Items from a data source:
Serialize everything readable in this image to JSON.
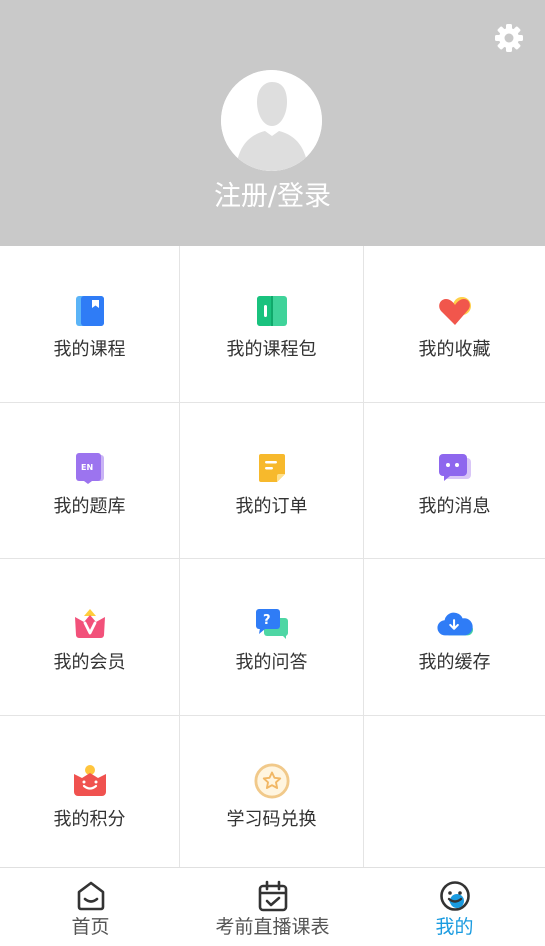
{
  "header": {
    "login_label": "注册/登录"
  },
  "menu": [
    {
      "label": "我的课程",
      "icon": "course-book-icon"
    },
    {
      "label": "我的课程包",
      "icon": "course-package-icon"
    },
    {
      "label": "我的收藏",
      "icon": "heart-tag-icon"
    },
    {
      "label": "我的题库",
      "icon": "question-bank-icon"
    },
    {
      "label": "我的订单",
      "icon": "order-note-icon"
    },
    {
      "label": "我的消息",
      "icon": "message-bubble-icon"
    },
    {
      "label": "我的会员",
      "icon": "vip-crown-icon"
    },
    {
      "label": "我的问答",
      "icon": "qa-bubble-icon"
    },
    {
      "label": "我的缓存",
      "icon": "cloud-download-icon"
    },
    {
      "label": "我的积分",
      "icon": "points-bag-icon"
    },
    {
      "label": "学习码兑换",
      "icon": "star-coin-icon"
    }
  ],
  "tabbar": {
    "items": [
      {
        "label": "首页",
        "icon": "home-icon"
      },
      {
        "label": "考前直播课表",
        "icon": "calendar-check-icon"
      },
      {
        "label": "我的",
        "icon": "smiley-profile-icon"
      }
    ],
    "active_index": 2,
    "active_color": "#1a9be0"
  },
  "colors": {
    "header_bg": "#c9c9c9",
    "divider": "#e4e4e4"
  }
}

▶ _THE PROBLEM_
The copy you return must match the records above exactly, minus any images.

▶ _WRITTEN ANSWER_
Serialize everything readable in this image to JSON.
{
  "header": {
    "login_label": "注册/登录"
  },
  "menu": [
    {
      "label": "我的课程",
      "icon": "course-book-icon"
    },
    {
      "label": "我的课程包",
      "icon": "course-package-icon"
    },
    {
      "label": "我的收藏",
      "icon": "heart-tag-icon"
    },
    {
      "label": "我的题库",
      "icon": "question-bank-icon"
    },
    {
      "label": "我的订单",
      "icon": "order-note-icon"
    },
    {
      "label": "我的消息",
      "icon": "message-bubble-icon"
    },
    {
      "label": "我的会员",
      "icon": "vip-crown-icon"
    },
    {
      "label": "我的问答",
      "icon": "qa-bubble-icon"
    },
    {
      "label": "我的缓存",
      "icon": "cloud-download-icon"
    },
    {
      "label": "我的积分",
      "icon": "points-bag-icon"
    },
    {
      "label": "学习码兑换",
      "icon": "star-coin-icon"
    }
  ],
  "tabbar": {
    "items": [
      {
        "label": "首页",
        "icon": "home-icon"
      },
      {
        "label": "考前直播课表",
        "icon": "calendar-check-icon"
      },
      {
        "label": "我的",
        "icon": "smiley-profile-icon"
      }
    ],
    "active_index": 2,
    "active_color": "#1a9be0"
  },
  "colors": {
    "header_bg": "#c9c9c9",
    "divider": "#e4e4e4"
  }
}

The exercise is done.